* **What is needed**
The required output is the whole listing below, unchanged.

* **Material supplied**
******
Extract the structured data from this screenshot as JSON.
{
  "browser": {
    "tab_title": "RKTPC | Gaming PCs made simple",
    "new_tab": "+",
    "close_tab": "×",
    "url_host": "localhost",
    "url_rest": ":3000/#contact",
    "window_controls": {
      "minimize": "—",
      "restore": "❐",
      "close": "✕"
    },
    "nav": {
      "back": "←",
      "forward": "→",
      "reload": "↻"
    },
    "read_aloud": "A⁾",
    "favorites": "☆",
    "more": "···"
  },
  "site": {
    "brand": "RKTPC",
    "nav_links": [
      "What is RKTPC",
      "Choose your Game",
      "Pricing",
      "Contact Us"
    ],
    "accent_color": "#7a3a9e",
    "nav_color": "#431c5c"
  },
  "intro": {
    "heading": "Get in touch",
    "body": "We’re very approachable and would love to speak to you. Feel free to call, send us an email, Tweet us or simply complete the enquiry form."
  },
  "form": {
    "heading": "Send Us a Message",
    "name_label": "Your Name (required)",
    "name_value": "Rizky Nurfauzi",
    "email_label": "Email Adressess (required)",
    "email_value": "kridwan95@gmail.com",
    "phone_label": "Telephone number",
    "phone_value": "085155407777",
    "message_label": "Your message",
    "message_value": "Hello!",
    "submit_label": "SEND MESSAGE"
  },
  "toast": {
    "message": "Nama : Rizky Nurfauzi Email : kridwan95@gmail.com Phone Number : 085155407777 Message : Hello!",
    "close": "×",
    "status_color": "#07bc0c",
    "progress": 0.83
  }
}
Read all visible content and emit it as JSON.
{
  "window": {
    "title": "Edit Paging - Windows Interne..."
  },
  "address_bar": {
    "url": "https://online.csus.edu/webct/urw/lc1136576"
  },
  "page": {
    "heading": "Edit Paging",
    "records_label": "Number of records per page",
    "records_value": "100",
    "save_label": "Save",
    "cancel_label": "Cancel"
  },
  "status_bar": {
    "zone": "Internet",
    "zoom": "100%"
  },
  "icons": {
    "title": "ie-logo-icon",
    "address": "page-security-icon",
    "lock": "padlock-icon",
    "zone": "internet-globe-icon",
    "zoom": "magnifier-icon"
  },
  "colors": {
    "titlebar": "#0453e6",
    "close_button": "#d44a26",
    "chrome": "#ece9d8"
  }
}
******
* **Response to the exercise**
Extract the structured data from this screenshot as JSON.
{
  "browser": {
    "tab_title": "RKTPC | Gaming PCs made simple",
    "new_tab": "+",
    "close_tab": "×",
    "url_host": "localhost",
    "url_rest": ":3000/#contact",
    "window_controls": {
      "minimize": "—",
      "restore": "❐",
      "close": "✕"
    },
    "nav": {
      "back": "←",
      "forward": "→",
      "reload": "↻"
    },
    "read_aloud": "A⁾",
    "favorites": "☆",
    "more": "···"
  },
  "site": {
    "brand": "RKTPC",
    "nav_links": [
      "What is RKTPC",
      "Choose your Game",
      "Pricing",
      "Contact Us"
    ],
    "accent_color": "#7a3a9e",
    "nav_color": "#431c5c"
  },
  "intro": {
    "heading": "Get in touch",
    "body": "We’re very approachable and would love to speak to you. Feel free to call, send us an email, Tweet us or simply complete the enquiry form."
  },
  "form": {
    "heading": "Send Us a Message",
    "name_label": "Your Name (required)",
    "name_value": "Rizky Nurfauzi",
    "email_label": "Email Adressess (required)",
    "email_value": "kridwan95@gmail.com",
    "phone_label": "Telephone number",
    "phone_value": "085155407777",
    "message_label": "Your message",
    "message_value": "Hello!",
    "submit_label": "SEND MESSAGE"
  },
  "toast": {
    "message": "Nama : Rizky Nurfauzi Email : kridwan95@gmail.com Phone Number : 085155407777 Message : Hello!",
    "close": "×",
    "status_color": "#07bc0c",
    "progress": 0.83
  }
}
Read all visible content and emit it as JSON.
{
  "window": {
    "title": "Edit Paging - Windows Interne..."
  },
  "address_bar": {
    "url": "https://online.csus.edu/webct/urw/lc1136576"
  },
  "page": {
    "heading": "Edit Paging",
    "records_label": "Number of records per page",
    "records_value": "100",
    "save_label": "Save",
    "cancel_label": "Cancel"
  },
  "status_bar": {
    "zone": "Internet",
    "zoom": "100%"
  },
  "icons": {
    "title": "ie-logo-icon",
    "address": "page-security-icon",
    "lock": "padlock-icon",
    "zone": "internet-globe-icon",
    "zoom": "magnifier-icon"
  },
  "colors": {
    "titlebar": "#0453e6",
    "close_button": "#d44a26",
    "chrome": "#ece9d8"
  }
}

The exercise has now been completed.